Weather may change quickly so dress appropriately. Make sure to fill your tank and bring plenty of food, water (at least one gallon per person per day, if you are hiking), snacks and sunscreen as there are no gasoline, lodging, groceries or food services available in the park. The nearest are 35 miles northeast of Pine Springs in White's City, 55 miles northeast in Carlsbad, 45 miles to the west in Dell City or 65 miles south in Van Horn. There is no public transportation to the park. Motorists traveling past the park along U.S. Hwy 62/180 may tune in to the park's Traveler Information Station at 1610 AM for up-to-date park information. 

For more information about the 2013 Mescal Roast, please contact the Pine Springs Visitor Center at Guadalupe Mountains National Park at tel. (915) 828-3251 x2124, visit the park website (www.nps.gov/GUMO) or contact the Mescalero Apache Tribal Historic Preservation Office at tel. (575) 464-3005. 

Park information, including park conditions, closures or restrictions, weather and program information, may be found on the park's website at www.nps.gov/GUMO/, on the park's Facebook page at www.facebook.com/Guadalupe.Mountains/, or by contacting the Pine Springs Visitor Center at (915) 828-3251 x2124. Free interpretive programs and guided hikes may be found on the Meetup page at www.meetup.com/Guadalupe-Mountains-National-Park-Meetup-Group/, on the park website or by calling the Pine Springs Visitor Center. To learn more about the Peak Fitness Challenge, see www.texasmountaintrail.com/hike/. 

The Pine Springs Visitor Center is open daily (except for Christmas) from 8:00 AM until 4:30 PM. Be sure to stop by to get a map, site bulletins, brochures, post cards, books or film about Guadalupe Mountains National Park.
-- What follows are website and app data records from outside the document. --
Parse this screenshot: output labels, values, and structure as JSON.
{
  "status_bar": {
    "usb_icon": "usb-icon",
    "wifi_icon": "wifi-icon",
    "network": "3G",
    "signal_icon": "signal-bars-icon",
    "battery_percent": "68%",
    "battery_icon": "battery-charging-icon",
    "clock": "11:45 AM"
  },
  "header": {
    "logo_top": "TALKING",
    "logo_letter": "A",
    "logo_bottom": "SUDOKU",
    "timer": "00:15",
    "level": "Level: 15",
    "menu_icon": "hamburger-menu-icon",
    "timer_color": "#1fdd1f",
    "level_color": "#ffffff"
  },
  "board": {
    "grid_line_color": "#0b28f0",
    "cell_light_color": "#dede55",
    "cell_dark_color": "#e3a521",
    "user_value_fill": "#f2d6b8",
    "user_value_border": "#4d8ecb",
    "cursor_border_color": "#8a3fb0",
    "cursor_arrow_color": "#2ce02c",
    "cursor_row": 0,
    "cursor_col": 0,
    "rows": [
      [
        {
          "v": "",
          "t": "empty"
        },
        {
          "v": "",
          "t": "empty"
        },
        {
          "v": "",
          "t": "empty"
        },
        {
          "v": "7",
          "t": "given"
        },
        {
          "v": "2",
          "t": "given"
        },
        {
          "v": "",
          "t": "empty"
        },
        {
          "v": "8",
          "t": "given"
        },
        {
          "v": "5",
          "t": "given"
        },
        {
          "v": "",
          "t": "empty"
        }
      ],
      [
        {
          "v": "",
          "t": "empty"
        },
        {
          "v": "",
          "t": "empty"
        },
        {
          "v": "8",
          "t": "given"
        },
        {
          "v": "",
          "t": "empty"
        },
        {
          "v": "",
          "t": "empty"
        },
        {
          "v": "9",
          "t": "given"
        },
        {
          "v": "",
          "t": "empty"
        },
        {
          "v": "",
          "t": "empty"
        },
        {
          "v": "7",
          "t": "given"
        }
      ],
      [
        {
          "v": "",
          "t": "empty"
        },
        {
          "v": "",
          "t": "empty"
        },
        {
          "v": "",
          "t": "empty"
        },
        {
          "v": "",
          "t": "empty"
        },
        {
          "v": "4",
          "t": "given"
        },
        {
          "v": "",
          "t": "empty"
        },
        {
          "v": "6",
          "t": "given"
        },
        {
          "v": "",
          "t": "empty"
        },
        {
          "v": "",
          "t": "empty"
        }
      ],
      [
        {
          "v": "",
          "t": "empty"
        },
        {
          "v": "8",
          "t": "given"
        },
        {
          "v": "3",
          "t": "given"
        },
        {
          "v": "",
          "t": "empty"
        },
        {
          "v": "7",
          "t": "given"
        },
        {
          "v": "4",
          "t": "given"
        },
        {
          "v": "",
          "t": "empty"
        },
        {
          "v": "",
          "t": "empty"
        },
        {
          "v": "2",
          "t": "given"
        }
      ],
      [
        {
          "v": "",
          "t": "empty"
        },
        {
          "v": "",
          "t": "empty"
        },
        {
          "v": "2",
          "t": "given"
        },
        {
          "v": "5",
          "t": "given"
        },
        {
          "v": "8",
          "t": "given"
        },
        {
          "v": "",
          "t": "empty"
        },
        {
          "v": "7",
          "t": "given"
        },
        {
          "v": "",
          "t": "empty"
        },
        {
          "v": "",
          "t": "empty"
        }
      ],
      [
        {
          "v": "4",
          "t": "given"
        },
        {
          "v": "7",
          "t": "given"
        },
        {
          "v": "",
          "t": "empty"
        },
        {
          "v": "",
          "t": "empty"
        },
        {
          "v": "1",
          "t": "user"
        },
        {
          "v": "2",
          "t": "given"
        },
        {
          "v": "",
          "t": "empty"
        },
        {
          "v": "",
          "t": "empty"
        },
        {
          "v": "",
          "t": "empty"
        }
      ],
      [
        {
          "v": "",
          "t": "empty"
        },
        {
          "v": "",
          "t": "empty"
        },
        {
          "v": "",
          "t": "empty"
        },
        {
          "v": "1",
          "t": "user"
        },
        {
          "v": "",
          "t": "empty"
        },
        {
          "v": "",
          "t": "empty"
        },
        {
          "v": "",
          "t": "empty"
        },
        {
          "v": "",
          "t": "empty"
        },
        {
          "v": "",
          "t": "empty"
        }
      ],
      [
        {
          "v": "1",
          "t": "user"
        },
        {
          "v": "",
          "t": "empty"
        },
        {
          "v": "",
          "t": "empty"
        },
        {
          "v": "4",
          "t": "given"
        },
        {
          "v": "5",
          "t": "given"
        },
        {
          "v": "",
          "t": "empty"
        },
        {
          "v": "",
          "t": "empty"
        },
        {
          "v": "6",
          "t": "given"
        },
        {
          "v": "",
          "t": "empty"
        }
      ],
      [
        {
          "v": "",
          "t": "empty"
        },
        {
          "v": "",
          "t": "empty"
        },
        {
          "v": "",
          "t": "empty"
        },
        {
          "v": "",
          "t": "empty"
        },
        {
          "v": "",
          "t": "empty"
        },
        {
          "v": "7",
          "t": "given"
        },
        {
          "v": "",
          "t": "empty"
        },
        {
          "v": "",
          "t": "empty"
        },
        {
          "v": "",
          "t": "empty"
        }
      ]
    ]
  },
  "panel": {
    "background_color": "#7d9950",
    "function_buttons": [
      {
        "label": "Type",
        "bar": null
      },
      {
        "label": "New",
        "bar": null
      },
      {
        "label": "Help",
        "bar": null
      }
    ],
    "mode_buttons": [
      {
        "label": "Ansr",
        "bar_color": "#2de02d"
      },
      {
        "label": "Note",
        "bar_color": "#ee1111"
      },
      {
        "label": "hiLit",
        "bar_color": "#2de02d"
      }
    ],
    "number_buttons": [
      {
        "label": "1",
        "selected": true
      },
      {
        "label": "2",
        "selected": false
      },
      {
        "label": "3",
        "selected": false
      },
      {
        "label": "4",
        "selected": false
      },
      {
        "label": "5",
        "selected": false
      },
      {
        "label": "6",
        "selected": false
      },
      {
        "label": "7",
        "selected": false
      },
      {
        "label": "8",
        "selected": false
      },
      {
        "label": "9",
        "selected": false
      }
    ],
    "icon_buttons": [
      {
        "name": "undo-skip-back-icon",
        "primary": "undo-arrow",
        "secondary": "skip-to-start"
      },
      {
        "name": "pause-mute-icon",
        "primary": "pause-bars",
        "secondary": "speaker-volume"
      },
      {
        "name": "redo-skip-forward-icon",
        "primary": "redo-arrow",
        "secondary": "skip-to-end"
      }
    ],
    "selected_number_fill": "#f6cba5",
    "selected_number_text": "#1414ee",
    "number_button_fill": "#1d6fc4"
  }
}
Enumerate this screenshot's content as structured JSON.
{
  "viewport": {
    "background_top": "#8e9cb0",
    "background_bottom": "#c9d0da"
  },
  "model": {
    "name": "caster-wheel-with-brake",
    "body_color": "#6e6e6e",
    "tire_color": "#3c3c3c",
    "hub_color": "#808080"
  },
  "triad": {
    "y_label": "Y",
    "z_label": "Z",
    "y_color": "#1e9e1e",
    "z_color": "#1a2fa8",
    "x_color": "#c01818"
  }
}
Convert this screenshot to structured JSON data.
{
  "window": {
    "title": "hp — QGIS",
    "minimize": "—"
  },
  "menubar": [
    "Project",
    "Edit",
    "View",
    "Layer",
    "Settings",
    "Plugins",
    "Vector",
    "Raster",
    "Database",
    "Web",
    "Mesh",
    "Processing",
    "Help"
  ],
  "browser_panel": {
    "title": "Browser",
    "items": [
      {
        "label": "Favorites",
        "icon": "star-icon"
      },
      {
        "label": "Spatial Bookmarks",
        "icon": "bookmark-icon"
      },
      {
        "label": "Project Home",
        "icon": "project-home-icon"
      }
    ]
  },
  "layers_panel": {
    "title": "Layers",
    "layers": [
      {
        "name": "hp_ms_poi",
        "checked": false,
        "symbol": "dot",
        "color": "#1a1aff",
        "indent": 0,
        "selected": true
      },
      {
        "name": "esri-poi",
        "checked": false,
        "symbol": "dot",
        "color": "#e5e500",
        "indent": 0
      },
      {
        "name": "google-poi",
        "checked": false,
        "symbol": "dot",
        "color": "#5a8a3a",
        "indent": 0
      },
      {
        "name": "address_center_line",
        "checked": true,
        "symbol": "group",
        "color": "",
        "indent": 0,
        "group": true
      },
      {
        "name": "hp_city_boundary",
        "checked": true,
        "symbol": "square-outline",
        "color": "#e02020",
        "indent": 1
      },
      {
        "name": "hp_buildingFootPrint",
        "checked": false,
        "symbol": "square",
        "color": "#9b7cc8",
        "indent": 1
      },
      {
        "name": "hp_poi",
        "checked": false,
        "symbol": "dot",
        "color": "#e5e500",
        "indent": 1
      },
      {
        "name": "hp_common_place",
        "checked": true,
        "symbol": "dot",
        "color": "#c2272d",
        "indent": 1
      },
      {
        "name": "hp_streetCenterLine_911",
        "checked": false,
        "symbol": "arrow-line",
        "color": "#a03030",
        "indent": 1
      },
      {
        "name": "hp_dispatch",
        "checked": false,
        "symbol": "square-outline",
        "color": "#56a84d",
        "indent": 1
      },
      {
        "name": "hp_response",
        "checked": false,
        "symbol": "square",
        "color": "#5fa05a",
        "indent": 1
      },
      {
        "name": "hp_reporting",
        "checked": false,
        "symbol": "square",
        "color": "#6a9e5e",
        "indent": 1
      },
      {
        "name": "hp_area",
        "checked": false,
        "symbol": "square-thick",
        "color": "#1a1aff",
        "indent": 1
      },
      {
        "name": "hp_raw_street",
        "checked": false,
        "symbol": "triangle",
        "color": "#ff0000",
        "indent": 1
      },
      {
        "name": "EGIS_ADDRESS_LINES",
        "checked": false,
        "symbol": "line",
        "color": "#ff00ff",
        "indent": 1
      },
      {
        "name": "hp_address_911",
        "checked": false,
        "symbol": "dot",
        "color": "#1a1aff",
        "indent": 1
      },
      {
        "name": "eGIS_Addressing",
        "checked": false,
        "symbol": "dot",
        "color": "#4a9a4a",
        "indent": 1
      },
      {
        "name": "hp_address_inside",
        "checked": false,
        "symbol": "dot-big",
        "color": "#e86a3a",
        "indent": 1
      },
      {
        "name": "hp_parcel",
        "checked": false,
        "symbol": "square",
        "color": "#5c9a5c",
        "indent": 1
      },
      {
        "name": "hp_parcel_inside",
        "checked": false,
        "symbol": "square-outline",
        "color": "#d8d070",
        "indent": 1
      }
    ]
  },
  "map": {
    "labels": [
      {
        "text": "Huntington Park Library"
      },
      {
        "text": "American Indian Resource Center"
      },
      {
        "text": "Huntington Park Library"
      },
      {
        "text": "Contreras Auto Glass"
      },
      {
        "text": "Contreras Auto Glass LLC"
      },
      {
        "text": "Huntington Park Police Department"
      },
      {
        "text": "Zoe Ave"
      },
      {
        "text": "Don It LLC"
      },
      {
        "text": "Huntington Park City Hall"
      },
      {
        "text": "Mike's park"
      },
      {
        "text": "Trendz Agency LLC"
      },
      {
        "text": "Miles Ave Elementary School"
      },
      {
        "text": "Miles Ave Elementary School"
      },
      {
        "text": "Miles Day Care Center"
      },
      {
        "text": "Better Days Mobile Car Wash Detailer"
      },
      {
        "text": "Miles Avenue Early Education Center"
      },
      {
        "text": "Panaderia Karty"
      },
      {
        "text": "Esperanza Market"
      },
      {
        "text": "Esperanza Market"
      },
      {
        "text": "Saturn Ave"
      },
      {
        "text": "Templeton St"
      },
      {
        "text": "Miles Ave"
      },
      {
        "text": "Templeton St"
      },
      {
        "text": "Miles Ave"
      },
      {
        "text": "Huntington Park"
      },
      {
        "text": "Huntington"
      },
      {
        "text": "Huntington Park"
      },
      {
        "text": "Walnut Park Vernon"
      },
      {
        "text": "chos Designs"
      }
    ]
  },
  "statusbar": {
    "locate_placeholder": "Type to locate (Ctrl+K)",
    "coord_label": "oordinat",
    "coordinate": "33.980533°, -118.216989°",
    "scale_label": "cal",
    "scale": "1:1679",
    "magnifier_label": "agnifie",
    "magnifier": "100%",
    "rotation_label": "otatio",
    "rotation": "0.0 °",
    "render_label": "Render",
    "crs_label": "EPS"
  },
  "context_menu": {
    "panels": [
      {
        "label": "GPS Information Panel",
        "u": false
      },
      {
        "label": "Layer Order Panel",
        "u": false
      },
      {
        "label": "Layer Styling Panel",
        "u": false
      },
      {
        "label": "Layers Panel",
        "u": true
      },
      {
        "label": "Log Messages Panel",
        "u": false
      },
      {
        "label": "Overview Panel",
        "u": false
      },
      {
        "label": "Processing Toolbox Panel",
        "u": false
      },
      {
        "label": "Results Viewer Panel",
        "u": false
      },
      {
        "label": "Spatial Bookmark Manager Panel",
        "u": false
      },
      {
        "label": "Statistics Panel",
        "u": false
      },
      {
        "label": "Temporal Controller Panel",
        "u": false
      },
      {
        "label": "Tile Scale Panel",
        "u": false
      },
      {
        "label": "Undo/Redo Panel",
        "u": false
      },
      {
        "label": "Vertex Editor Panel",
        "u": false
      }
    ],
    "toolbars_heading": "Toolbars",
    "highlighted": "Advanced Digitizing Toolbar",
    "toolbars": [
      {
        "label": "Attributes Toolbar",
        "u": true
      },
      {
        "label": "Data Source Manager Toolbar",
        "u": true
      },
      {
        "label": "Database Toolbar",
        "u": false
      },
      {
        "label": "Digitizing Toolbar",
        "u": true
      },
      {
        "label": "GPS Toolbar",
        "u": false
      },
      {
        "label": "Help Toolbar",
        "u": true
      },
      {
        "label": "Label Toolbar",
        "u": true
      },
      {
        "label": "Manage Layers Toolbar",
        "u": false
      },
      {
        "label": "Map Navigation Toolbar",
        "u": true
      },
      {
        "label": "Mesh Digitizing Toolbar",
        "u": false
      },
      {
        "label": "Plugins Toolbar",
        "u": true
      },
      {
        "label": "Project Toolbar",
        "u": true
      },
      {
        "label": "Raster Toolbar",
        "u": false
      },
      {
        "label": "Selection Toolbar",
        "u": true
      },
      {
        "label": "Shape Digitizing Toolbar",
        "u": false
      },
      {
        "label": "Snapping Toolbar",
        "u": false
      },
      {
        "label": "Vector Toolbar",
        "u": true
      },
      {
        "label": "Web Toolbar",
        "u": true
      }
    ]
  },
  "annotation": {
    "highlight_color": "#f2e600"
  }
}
The McKittrick Canyon, Frijole Ranch House, Dog Canyon and Salt Basin Dunes (Dell City, TX) Visitor Contact Stations are open intermittently. Please call the Pine Springs Visitor Center at (915) 828-3251 x2124 to find out whether they are open. For Dog Canyon, call the Dog Canyon Visitor Contact Station/Ranger Station at (575) 981-2418.

Did You Know?

Desert coyotes are fairly common in the park

Desert coyotes feed on delicacies such as crickets, quail, cactus fruits, rodents, and carrion. Weighing half as much as coyotes elsewhere, they have shorter, thinner, and paler fur which not only blends with the barren landscape, but also helps dissipate heat.